developmental biology, evolution
What Lies Sleeping
What Lies Sleeping
Philippe Mourrain | Mar 1, 2016
Why can science still not define this most basic biological process?
Slumber Numbers
Slumber Numbers
Jef Akst | Mar 1, 2016
Ideas abound for why some animal species sleep so much more than others, but definitive data are elusive.
Contributors
Contributors
Catherine Offord | Mar 1, 2016
Meet some of the people featured in the March 2016 issue of The Scientist.
Sugar Time
Sugar Time
Catherine Offord | Mar 1, 2016
Metabolic activity, not light, drives the circadian clock in cyanobacteria.
Who Sleeps?
Who Sleeps?
The Scientist Staff, Jerome Siegel | Mar 1, 2016
Once believed to be unique to birds and mammals, sleep is found across the metazoan kingdom.
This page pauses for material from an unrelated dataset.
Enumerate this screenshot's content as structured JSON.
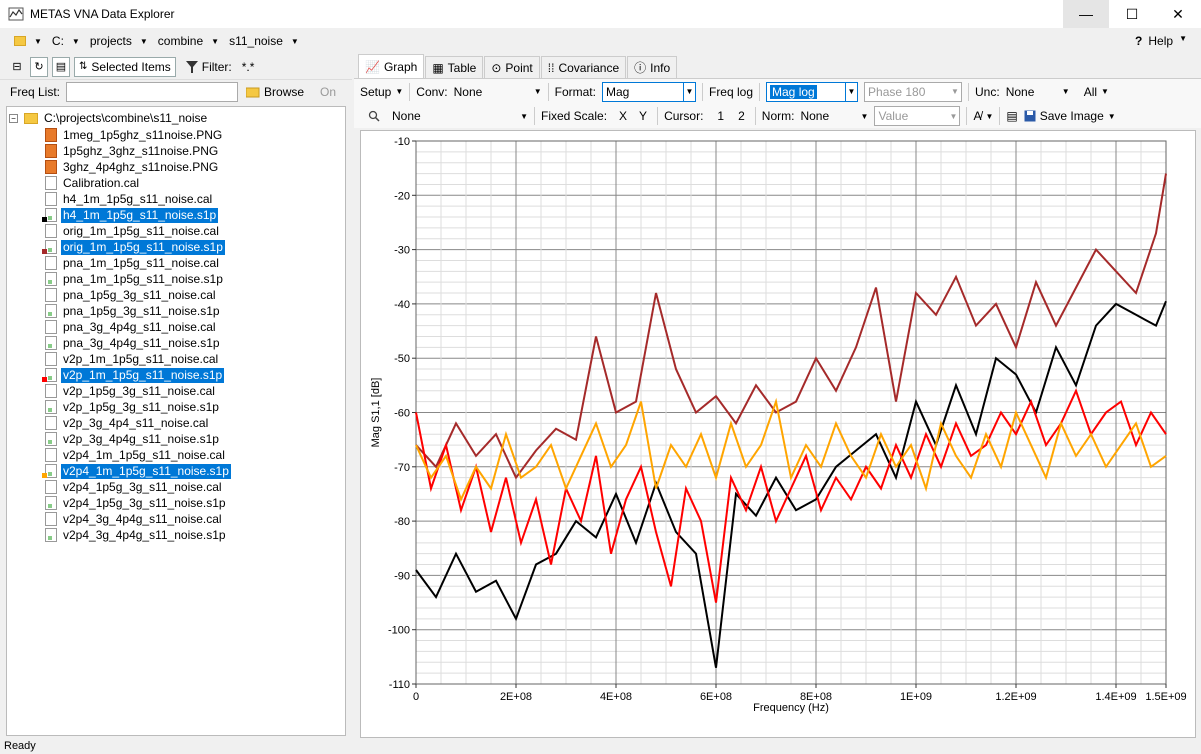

Some animals, it seems, can’t live without it, though no one knows exactly why.
Week in Review: February 22–26
Week in Review: February 22–26
Jef Akst | Feb 26, 2016
Questions about how E. coli evolves; spermatids in a dish; fighting bacteria with virus-like molecule; what drives metastasis; antibodies fight Ebola in monkeys
Similar Data, Different Conclusions
Similar Data, Different Conclusions
Ashley P. Taylor | Feb 23, 2016
By tweaking certain conditions of a long-running experiment on E. coli, scientists found that some bacteria could be prompted to express a mutant phenotype sooner, without the “generation of new genetic information.” The resulting debate—whether the data support evolutionary theory—is more about semantics than science.
Adjustable Brain Cells
Adjustable Brain Cells
Ruth Williams | Feb 18, 2016
Neighboring neurons can manipulate astrocytes. 
iDarwin
iDarwin
Jef Akst | Feb 1, 2016
A synthetic interview with the father of evolutionary theory, now available as a smartphone app, teaches students and the public about the famed biologist.
Fighting Back
Fighting Back
Mary Beth Aberlin | Feb 1, 2016
Plants can’t run away from attackers, so they’ve evolved unique immune defenses to protect themselves.